Quick Answer: What Happens To The Initial Kinetic Energy That Is Lost In A Collision?

Does kinetic energy change in an inelastic collision?

Perfectly Inelastic Collision Momentum is conserved, but internal kinetic energy is not conserved.

(a) Two objects of equal mass initially head directly toward one another at the same speed.

The internal kinetic energy of the system changes in any inelastic collision and is reduced to zero in this example..

How is kinetic energy lost in a collision?

In a perfectly inelastic collision, i.e., a zero coefficient of restitution, the colliding particles stick together. In such a collision, kinetic energy is lost by bonding the two bodies together. This bonding energy usually results in a maximum kinetic energy loss of the system.

Is kinetic energy conserved in an explosion?

Explosions occur when energy is transformed from one kind e.g. chemical potential energy to another e.g. heat energy or kinetic energy extremely quickly. So, like in inelastic collisions, total kinetic energy is not conserved in explosions.

What does it mean when kinetic energy is conserved?

When one says that “kinetic energy is conserved in an elastic collision” that means that the total kinetic energy of the system of particles involved in the collision doesn’t change. … For a two particle system, the kinetic energy of each will change, but the sum won’t.

Is momentum conserved in a closed system?

1) Closed system – A closed system does not interact with its environment so there is no net external impulse. The total momentum of a closed system is conserved. That is, the total momentum of the system remains constant.

How do you calculate change in kinetic energy after a collision?

Collisions in One DimensionMass m1 = kg , v1 = m/s.Mass m2 = kg , v2 = m/s.Initial momentum p = m1v1 + m2v2 = kg m/s .Initial kinetic energy KE = 1/2 m1v12 + 1/2 m2v22 = joules.Then the velocity of mass m2 is v’2 = m/s.because the final momentum is constrained to be p’ = m1v’1 + m2v’2 = kg m/s .More items…

What are the 3 types of collisions?

There are three different kinds of collisions, however, elastic, inelastic, and completely inelastic. Just to restate, momentum is conserved in all three kinds of collisions. What distinguishes the collisions is what happens to the kinetic energy.

What happens when kinetic energy is lost?

While the total energy of a system is always conserved, the kinetic energy carried by the moving objects is not always conserved. In an inelastic collision, energy is lost to the environment, transferred into other forms such as heat.

What happens to the kinetic energy of a system during a collision?

Momentum is conserved, because the total momentum of both objects before and after the collision is the same. However, kinetic energy is not conserved. Some of the kinetic energy is converted into sound, heat, and deformation of the objects. … In an elastic collision, both momentum and kinetic energy are conserved.

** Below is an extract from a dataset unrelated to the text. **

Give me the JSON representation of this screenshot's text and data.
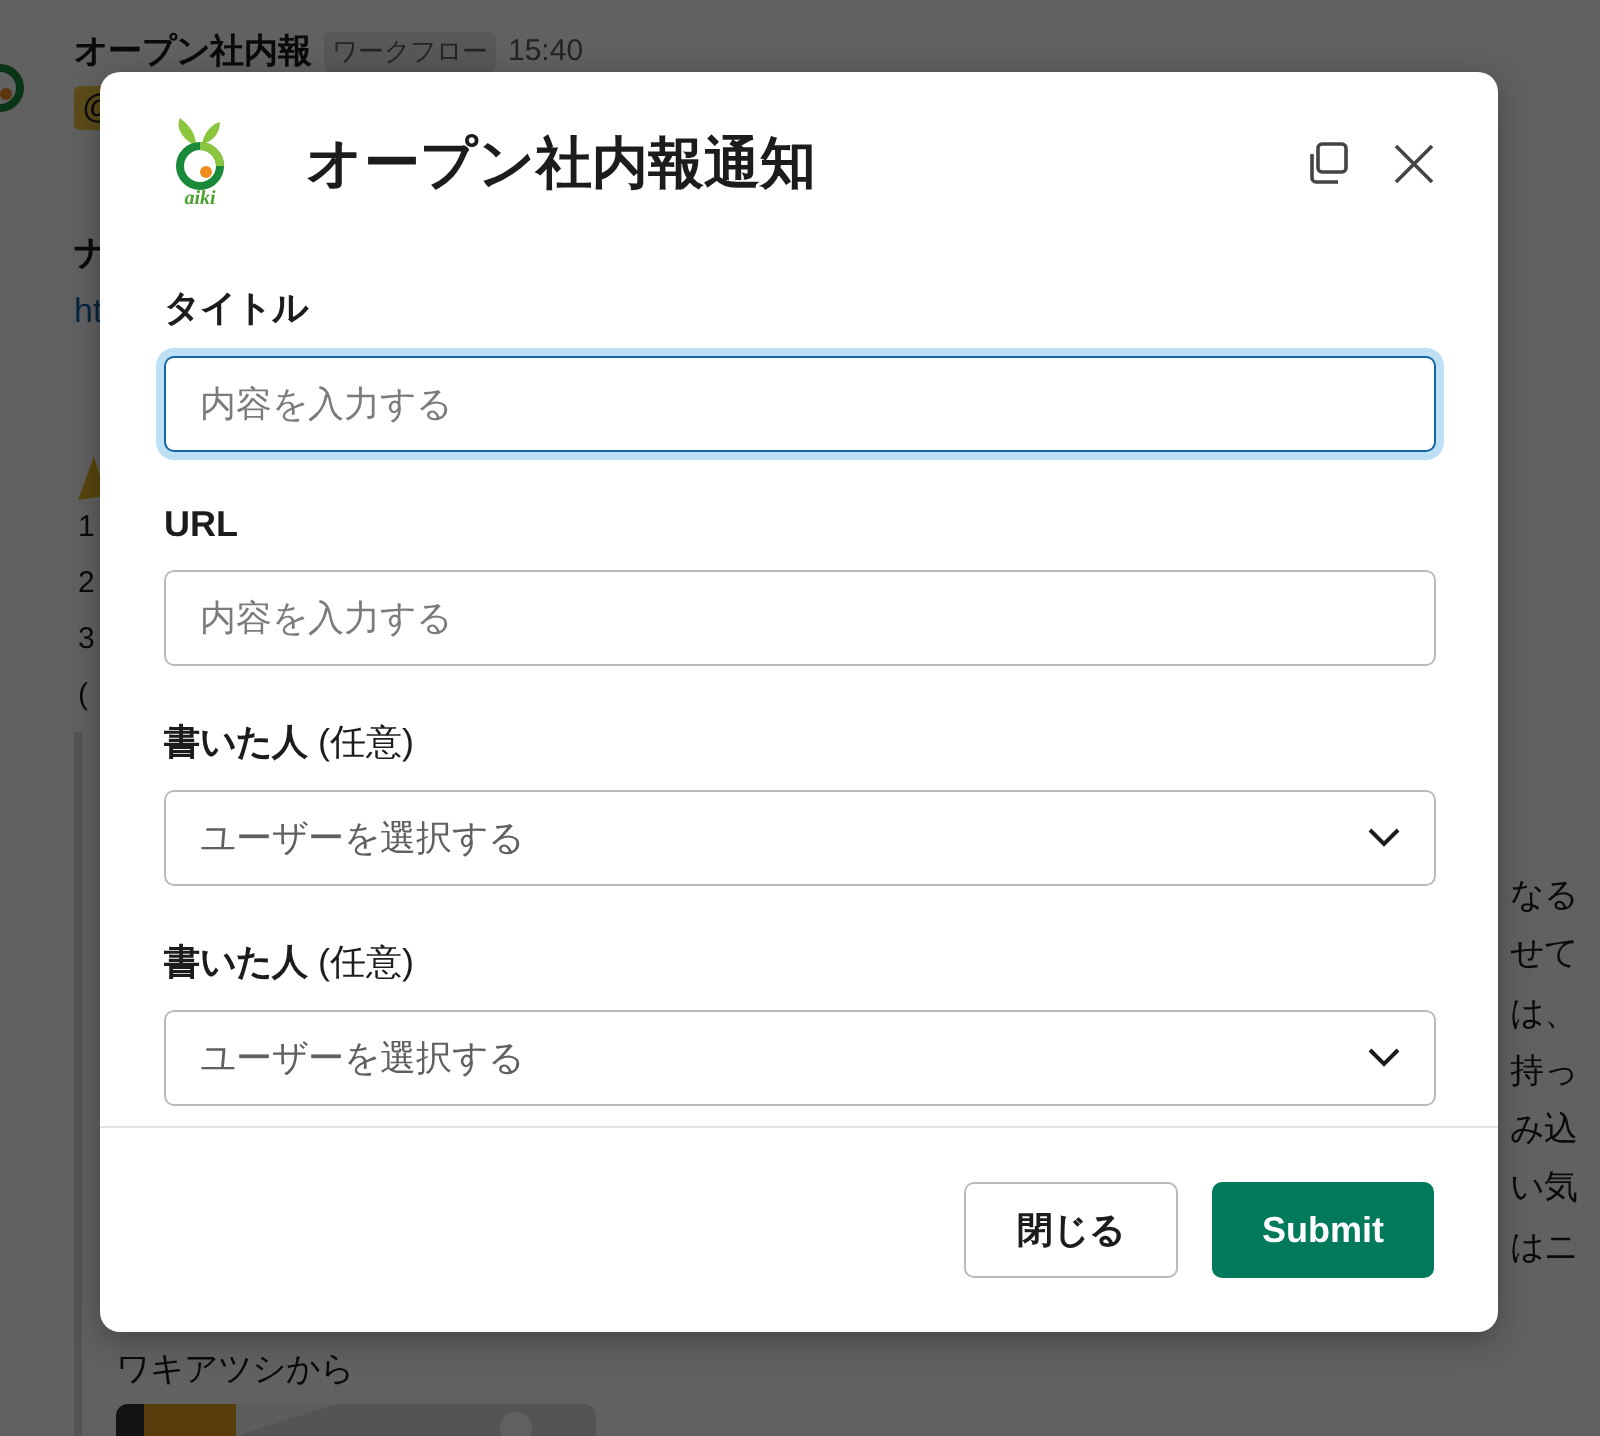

What percentage of the mechanical energy is lost in this collision?

96.7% is lost!

Why is kinetic energy not conserved?

Energy and momentum are always conserved. Kinetic energy is not conserved in an inelastic collision, but that is because it is converted to another form of energy (heat, etc.). The sum of all types of energy (including kinetic) is the same before and after the collision.

How do you find the percentage of kinetic energy lost?

To calculate the percent loss of kinetic energy, the kinetic energy after the collision was subtracted from the kinetic energy before the collision, and it was then divided by the initial kinetic energy before the impact and converted into a percentage by multiplying by 100%.

Can kinetic energy negative?

Kinetic energy can’t be negative, although the change in kinetic energy Δ K \Delta K ΔK can be negative. Because mass can’t be negative and the square of speed gives a non-negative number, kinetic energy can’t be negative.

Can total kinetic energy ever be higher after a collision than before?

You can operate in the same reference frame and still have an increase in kinetic energy. … All you need to do is apply momentum conservation as well as the condition of a 50% increase in kinetic energy. Or use the coefficient of restitution. It is totally possible.

How do you find the loss of kinetic energy in an inelastic collision?

Inelastic collisionsConcepts: Momentum conservation.Reasoning: In an inelastic collision kinetic energy is not conserved, but momentum is conserved.Details of the calculation: m1u1 = (m1 + m2)v. Ef = ½ (m1 + m2)v2, Ei = ½ m1u12. Fraction of energy lost = (Ei – Ef)/Ei = 1 – m1/(m1 + m2) = m2/(m1 + m2).

Can all kinetic energy be lost in a collision?

Can all the kinetic energy be lost in the collision? Yes, all the kinetic energy can be lost if the two masses come to rest due to the collision (i.e., they stick together). Describe a system for which momentum is conserved but mechanical energy is not.

Can kinetic energy increase after collision?

Collisions are considered inelastic when kinetic energy is not conserved, but this could be from either a loss or gain or kinetic energy. For example, in an explosion-type collision, the kinetic energy increases.